---------- Data provided

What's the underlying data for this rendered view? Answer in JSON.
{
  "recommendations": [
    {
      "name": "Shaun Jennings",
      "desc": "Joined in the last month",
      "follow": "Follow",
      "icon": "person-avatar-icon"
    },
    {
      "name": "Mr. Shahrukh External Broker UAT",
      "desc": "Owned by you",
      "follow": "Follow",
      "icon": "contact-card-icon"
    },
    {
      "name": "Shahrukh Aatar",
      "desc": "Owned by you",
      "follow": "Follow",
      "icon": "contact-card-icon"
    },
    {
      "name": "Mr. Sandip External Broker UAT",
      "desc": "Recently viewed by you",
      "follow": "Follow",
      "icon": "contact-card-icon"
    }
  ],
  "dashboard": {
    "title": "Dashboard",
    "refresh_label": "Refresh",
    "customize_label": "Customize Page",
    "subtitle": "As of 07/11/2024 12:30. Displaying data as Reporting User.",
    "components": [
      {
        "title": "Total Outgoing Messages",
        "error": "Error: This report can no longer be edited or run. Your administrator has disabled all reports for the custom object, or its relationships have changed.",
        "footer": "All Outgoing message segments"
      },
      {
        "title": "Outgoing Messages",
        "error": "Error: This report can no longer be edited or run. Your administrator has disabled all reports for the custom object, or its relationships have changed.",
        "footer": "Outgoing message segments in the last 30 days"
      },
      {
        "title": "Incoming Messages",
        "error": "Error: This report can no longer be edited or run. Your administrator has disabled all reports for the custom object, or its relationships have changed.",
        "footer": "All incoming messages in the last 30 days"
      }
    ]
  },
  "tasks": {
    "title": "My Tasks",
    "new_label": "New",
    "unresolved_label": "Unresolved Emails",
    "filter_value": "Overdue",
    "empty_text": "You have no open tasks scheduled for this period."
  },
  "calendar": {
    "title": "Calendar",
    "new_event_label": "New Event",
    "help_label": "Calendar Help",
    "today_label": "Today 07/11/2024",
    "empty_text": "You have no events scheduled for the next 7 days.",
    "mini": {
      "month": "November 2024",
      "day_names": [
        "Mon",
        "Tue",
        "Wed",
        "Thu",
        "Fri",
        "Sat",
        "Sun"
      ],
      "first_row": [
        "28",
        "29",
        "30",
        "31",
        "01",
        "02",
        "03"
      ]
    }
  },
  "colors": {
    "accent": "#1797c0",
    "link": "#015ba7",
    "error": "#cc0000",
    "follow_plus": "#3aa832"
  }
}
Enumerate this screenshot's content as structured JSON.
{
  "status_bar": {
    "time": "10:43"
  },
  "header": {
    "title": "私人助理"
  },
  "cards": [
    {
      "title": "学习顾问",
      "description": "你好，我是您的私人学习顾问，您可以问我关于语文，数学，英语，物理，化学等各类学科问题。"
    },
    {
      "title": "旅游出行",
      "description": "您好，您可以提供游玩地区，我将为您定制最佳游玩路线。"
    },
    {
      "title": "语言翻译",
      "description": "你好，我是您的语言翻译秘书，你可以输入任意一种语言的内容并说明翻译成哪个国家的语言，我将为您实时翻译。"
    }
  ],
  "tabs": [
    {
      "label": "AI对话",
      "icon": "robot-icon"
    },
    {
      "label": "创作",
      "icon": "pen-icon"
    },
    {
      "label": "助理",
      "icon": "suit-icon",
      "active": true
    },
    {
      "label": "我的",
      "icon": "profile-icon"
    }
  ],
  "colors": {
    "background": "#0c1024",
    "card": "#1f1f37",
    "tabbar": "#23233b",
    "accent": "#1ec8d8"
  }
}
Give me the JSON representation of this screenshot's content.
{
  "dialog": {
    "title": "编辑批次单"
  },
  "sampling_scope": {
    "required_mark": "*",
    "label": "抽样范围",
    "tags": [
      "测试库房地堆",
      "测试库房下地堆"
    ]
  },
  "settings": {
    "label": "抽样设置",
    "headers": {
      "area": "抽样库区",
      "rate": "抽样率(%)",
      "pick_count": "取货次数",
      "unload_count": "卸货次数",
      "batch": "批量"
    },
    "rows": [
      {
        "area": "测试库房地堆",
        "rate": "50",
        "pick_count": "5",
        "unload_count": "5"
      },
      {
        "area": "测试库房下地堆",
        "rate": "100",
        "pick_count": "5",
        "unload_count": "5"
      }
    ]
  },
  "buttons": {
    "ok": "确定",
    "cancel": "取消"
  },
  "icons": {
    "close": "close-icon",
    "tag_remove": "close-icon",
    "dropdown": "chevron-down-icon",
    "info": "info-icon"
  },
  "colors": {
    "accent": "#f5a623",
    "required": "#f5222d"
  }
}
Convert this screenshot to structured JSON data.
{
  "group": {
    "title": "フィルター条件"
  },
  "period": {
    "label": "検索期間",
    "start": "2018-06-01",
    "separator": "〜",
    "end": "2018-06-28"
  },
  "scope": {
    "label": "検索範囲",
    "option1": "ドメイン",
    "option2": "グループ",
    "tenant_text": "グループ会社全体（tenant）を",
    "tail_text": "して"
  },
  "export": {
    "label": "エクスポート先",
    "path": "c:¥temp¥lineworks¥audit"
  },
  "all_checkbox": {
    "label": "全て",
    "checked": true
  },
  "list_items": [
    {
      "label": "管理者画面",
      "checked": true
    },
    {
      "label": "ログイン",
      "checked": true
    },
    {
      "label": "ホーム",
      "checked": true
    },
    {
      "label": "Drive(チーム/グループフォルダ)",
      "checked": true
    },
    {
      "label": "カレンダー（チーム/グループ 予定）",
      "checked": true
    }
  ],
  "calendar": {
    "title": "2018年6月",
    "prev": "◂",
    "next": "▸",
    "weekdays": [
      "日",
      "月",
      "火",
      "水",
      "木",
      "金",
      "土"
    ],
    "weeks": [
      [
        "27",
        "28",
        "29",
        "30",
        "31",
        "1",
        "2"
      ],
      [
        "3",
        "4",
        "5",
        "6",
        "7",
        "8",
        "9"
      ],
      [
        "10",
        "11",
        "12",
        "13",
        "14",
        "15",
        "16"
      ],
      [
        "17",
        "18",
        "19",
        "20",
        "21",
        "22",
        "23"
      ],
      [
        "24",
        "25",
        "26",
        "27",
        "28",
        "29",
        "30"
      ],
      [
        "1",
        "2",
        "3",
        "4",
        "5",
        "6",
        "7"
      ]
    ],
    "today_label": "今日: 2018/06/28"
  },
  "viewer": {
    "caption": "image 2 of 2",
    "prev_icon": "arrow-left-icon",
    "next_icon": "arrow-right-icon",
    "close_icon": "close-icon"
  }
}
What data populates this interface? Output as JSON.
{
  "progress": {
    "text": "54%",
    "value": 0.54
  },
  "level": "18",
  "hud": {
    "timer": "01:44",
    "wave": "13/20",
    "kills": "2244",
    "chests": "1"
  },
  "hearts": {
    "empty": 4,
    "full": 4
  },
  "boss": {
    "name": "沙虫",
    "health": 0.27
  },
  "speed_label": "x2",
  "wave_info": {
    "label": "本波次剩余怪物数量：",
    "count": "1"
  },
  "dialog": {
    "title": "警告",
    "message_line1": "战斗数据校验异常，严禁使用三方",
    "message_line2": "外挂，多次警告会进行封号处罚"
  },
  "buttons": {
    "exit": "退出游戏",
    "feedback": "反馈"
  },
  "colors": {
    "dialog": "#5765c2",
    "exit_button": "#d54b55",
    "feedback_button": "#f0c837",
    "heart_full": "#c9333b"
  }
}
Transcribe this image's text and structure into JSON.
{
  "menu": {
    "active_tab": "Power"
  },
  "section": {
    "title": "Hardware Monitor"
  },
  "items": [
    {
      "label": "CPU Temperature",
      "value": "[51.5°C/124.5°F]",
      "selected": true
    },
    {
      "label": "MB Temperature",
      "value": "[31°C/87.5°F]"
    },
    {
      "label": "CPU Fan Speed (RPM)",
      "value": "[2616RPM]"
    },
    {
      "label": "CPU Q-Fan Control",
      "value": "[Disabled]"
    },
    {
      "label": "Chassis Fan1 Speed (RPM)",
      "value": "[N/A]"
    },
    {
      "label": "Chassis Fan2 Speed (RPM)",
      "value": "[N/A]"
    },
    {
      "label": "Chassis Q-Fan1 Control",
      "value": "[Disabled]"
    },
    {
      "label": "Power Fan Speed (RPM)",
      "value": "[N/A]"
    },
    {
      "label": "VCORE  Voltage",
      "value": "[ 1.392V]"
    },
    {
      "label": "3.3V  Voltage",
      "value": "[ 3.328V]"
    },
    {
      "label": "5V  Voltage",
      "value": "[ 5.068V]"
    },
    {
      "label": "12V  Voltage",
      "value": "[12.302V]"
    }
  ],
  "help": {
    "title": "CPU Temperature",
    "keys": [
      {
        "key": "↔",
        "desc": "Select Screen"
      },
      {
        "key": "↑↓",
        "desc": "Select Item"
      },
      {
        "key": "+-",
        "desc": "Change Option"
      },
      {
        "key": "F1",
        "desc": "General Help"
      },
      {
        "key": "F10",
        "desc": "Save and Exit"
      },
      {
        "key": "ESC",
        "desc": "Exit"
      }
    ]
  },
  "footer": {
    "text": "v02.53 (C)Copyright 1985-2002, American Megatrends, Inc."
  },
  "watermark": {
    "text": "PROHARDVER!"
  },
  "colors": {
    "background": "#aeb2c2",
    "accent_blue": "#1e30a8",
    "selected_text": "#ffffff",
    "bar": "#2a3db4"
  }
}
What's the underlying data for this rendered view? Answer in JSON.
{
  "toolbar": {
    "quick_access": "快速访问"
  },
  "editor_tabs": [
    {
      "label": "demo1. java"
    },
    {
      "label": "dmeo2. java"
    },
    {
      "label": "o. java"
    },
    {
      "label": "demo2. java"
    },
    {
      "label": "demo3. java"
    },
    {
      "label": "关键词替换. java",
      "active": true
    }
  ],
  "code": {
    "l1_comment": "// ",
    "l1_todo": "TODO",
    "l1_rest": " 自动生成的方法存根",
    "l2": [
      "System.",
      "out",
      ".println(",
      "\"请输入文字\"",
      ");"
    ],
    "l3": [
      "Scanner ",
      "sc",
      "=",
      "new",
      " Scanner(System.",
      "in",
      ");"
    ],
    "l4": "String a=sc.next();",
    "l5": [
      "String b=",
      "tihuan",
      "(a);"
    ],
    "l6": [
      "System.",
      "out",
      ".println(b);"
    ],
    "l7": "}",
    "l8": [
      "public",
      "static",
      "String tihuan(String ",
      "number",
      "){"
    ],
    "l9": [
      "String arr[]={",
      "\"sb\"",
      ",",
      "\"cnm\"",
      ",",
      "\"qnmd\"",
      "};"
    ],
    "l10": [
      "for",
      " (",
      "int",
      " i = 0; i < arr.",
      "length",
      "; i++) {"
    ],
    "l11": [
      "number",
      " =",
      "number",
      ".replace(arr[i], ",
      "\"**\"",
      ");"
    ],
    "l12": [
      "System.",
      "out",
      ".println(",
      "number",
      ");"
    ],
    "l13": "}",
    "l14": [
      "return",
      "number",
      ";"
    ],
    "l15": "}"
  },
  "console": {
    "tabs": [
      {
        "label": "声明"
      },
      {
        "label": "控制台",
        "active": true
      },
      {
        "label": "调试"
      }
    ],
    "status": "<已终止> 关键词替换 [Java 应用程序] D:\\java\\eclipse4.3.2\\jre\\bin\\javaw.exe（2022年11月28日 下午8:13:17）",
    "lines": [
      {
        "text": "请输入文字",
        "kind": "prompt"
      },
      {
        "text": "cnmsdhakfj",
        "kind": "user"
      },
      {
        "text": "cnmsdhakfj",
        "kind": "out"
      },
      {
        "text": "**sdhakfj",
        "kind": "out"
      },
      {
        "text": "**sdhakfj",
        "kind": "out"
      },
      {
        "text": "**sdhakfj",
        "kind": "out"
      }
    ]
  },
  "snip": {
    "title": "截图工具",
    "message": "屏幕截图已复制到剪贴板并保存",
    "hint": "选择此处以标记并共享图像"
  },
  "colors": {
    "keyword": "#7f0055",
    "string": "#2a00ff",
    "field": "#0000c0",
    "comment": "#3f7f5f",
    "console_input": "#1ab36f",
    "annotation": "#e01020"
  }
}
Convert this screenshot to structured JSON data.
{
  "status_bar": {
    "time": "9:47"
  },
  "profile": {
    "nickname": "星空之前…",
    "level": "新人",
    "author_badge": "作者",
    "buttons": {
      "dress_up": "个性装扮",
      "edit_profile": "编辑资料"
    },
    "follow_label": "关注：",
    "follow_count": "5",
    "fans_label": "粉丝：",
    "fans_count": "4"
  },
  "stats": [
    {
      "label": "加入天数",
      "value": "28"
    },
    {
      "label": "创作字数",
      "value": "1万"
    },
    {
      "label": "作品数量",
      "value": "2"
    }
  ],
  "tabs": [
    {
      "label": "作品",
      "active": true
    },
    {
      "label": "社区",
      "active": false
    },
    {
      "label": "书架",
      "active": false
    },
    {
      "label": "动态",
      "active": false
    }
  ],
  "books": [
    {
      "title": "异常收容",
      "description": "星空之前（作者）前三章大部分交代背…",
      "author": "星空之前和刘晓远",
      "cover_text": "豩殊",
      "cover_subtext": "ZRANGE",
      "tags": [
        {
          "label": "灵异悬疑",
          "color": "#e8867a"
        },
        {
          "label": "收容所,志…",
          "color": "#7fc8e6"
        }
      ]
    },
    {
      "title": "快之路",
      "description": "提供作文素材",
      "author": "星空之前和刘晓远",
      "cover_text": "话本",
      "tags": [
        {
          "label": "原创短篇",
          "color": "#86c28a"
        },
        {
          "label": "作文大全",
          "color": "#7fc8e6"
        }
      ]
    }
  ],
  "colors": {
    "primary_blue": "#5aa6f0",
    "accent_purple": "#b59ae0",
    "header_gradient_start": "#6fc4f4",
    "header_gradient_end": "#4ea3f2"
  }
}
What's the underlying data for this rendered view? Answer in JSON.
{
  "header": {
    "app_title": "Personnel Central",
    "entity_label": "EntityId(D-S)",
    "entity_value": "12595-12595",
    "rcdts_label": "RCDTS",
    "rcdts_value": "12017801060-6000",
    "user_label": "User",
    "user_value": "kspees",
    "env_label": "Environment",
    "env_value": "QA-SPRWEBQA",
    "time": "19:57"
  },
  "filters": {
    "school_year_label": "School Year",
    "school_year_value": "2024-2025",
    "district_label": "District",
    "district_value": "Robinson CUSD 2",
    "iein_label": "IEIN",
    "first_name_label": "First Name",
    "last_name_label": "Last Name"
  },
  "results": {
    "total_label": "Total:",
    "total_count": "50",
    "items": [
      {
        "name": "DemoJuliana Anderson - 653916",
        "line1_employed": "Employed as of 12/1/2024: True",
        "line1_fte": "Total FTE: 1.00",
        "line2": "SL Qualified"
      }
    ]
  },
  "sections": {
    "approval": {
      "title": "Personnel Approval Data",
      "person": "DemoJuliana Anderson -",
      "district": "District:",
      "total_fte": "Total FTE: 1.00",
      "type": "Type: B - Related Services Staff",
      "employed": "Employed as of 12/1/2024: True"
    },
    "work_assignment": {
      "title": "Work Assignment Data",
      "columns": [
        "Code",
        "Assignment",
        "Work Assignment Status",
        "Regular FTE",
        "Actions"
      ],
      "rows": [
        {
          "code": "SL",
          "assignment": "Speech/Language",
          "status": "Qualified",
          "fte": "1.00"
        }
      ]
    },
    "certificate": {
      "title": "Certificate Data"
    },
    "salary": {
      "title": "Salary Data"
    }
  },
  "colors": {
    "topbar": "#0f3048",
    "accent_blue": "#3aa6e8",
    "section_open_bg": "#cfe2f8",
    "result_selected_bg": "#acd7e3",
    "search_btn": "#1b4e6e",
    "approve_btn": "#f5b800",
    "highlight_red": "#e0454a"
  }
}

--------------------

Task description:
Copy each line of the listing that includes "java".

Output:
      "label": "demo1. java"
      "label": "dmeo2. java"
      "label": "o. java"
      "label": "demo2. java"
      "label": "demo3. java"
      "label": "关键词替换. java",
    "status": "<已终止> 关键词替换 [Java 应用程序] D:\\java\\eclipse4.3.2\\jre\\bin\\javaw.exe（2022年11月28日 下午8:13:17）",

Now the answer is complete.